pre-reflectively realizing that their professionalization has forced them to care only for T&P,
many or even most of them end up, at some level, resentfully hating the thing they truly loved, real philosophy, which induces “a mild form” of a specifically professional-academic, institutionally-submissive, state of intellectual and moral catatonia.
That, in turn, would at least partially explain all those department-meetings-from-hell on Friday afternoons, so that this is what I looked like all weekend [see also note 3 below]:
Note 1. Schopenhauer was an outsider to academic philosophy for virtually all of his philosophical career, and, as I recently discovered, “On University Philosophy” beautifully anticipates many of the basic ideas, themes, and even tropes of APP. Indeed, Schopenhauer kicks the shit out of the professional philosophy of his day.
Note 2. Rorty quit professional philosophy permanently in 1982, at the age of 51, in order to take up a Humanities professorship at the University of Virginia, and then in the late 90s a similar professorship at Stanford. Since he thereby remained within the academy throughout his career, however, that makes him at best an “insider’s outsider,” and not a genuine outsider/stranger to professional academic philosophy, like Schopenhauer, Kierkegaard, Nietzsche, Peirce, Russell, Camus, and Sartre.
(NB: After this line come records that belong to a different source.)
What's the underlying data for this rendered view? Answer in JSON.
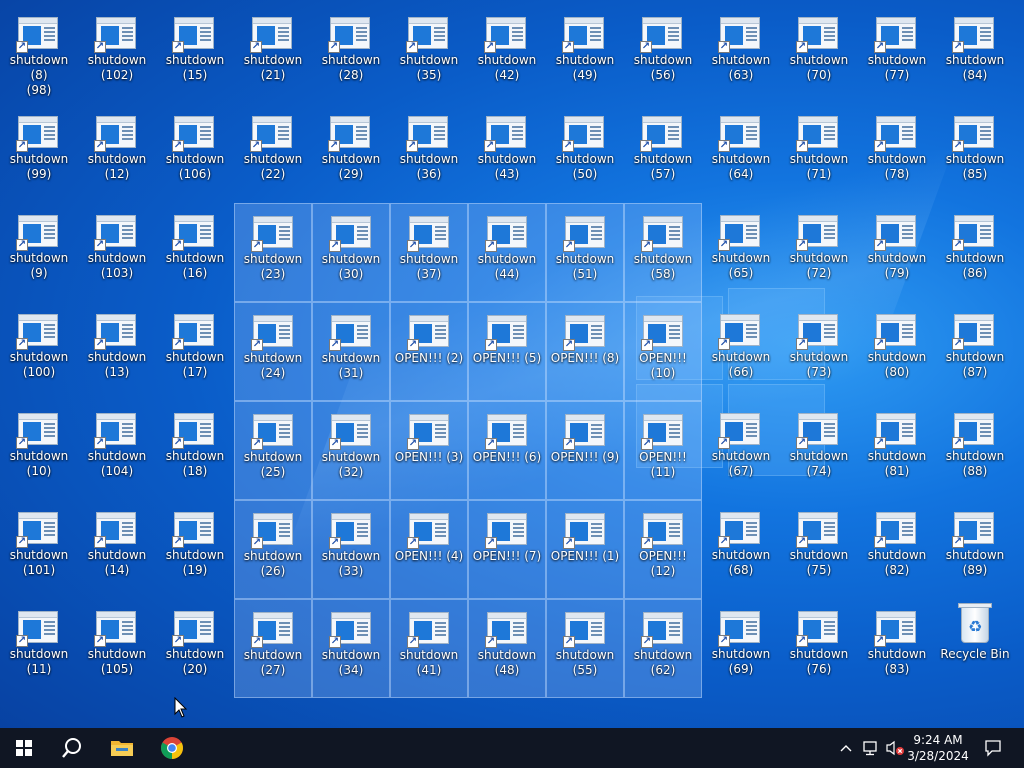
{
  "desktop": {
    "icons": [
      {
        "label": "shutdown (8)\n(98)"
      },
      {
        "label": "shutdown\n(102)"
      },
      {
        "label": "shutdown\n(15)"
      },
      {
        "label": "shutdown\n(21)"
      },
      {
        "label": "shutdown\n(28)"
      },
      {
        "label": "shutdown\n(35)"
      },
      {
        "label": "shutdown\n(42)"
      },
      {
        "label": "shutdown\n(49)"
      },
      {
        "label": "shutdown\n(56)"
      },
      {
        "label": "shutdown\n(63)"
      },
      {
        "label": "shutdown\n(70)"
      },
      {
        "label": "shutdown\n(77)"
      },
      {
        "label": "shutdown\n(84)"
      },
      {
        "label": "shutdown\n(99)"
      },
      {
        "label": "shutdown\n(12)"
      },
      {
        "label": "shutdown\n(106)"
      },
      {
        "label": "shutdown\n(22)"
      },
      {
        "label": "shutdown\n(29)"
      },
      {
        "label": "shutdown\n(36)"
      },
      {
        "label": "shutdown\n(43)"
      },
      {
        "label": "shutdown\n(50)"
      },
      {
        "label": "shutdown\n(57)"
      },
      {
        "label": "shutdown\n(64)"
      },
      {
        "label": "shutdown\n(71)"
      },
      {
        "label": "shutdown\n(78)"
      },
      {
        "label": "shutdown\n(85)"
      },
      {
        "label": "shutdown (9)"
      },
      {
        "label": "shutdown\n(103)"
      },
      {
        "label": "shutdown\n(16)"
      },
      {
        "label": "shutdown\n(23)",
        "selected": true
      },
      {
        "label": "shutdown\n(30)",
        "selected": true
      },
      {
        "label": "shutdown\n(37)",
        "selected": true
      },
      {
        "label": "shutdown\n(44)",
        "selected": true
      },
      {
        "label": "shutdown\n(51)",
        "selected": true
      },
      {
        "label": "shutdown\n(58)",
        "selected": true
      },
      {
        "label": "shutdown\n(65)"
      },
      {
        "label": "shutdown\n(72)"
      },
      {
        "label": "shutdown\n(79)"
      },
      {
        "label": "shutdown\n(86)"
      },
      {
        "label": "shutdown\n(100)"
      },
      {
        "label": "shutdown\n(13)"
      },
      {
        "label": "shutdown\n(17)"
      },
      {
        "label": "shutdown\n(24)",
        "selected": true
      },
      {
        "label": "shutdown\n(31)",
        "selected": true
      },
      {
        "label": "OPEN!!! (2)",
        "selected": true
      },
      {
        "label": "OPEN!!! (5)",
        "selected": true
      },
      {
        "label": "OPEN!!! (8)",
        "selected": true
      },
      {
        "label": "OPEN!!! (10)",
        "selected": true
      },
      {
        "label": "shutdown\n(66)"
      },
      {
        "label": "shutdown\n(73)"
      },
      {
        "label": "shutdown\n(80)"
      },
      {
        "label": "shutdown\n(87)"
      },
      {
        "label": "shutdown\n(10)"
      },
      {
        "label": "shutdown\n(104)"
      },
      {
        "label": "shutdown\n(18)"
      },
      {
        "label": "shutdown\n(25)",
        "selected": true
      },
      {
        "label": "shutdown\n(32)",
        "selected": true
      },
      {
        "label": "OPEN!!! (3)",
        "selected": true
      },
      {
        "label": "OPEN!!! (6)",
        "selected": true
      },
      {
        "label": "OPEN!!! (9)",
        "selected": true
      },
      {
        "label": "OPEN!!! (11)",
        "selected": true
      },
      {
        "label": "shutdown\n(67)"
      },
      {
        "label": "shutdown\n(74)"
      },
      {
        "label": "shutdown\n(81)"
      },
      {
        "label": "shutdown\n(88)"
      },
      {
        "label": "shutdown\n(101)"
      },
      {
        "label": "shutdown\n(14)"
      },
      {
        "label": "shutdown\n(19)"
      },
      {
        "label": "shutdown\n(26)",
        "selected": true
      },
      {
        "label": "shutdown\n(33)",
        "selected": true
      },
      {
        "label": "OPEN!!! (4)",
        "selected": true
      },
      {
        "label": "OPEN!!! (7)",
        "selected": true
      },
      {
        "label": "OPEN!!! (1)",
        "selected": true
      },
      {
        "label": "OPEN!!! (12)",
        "selected": true
      },
      {
        "label": "shutdown\n(68)"
      },
      {
        "label": "shutdown\n(75)"
      },
      {
        "label": "shutdown\n(82)"
      },
      {
        "label": "shutdown\n(89)"
      },
      {
        "label": "shutdown\n(11)"
      },
      {
        "label": "shutdown\n(105)"
      },
      {
        "label": "shutdown\n(20)"
      },
      {
        "label": "shutdown\n(27)",
        "selected": true
      },
      {
        "label": "shutdown\n(34)",
        "selected": true
      },
      {
        "label": "shutdown\n(41)",
        "selected": true
      },
      {
        "label": "shutdown\n(48)",
        "selected": true
      },
      {
        "label": "shutdown\n(55)",
        "selected": true
      },
      {
        "label": "shutdown\n(62)",
        "selected": true
      },
      {
        "label": "shutdown\n(69)"
      },
      {
        "label": "shutdown\n(76)"
      },
      {
        "label": "shutdown\n(83)"
      },
      {
        "label": "Recycle Bin",
        "type": "recycle-bin"
      }
    ]
  },
  "taskbar": {
    "start_icon": "windows-start-icon",
    "search_icon": "search-icon",
    "pinned": [
      {
        "name": "file-explorer-icon"
      },
      {
        "name": "chrome-icon"
      }
    ],
    "tray": {
      "overflow_icon": "chevron-up-icon",
      "network_icon": "network-icon",
      "volume_icon": "volume-muted-icon",
      "notification_icon": "notification-icon"
    },
    "clock": {
      "time": "9:24 AM",
      "date": "3/28/2024"
    }
  },
  "colors": {
    "taskbar": "#101623",
    "accent": "#1e78d8",
    "wallpaper_base": "#0a5cc8"
  }
}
Note 3. Devo, “Jocko Homo, Or, Q: Are We Not Men? A: We are DEVO,” in The Truth about De-Evolution (1975). The people writhing on the table in white body bags are contingent faculty.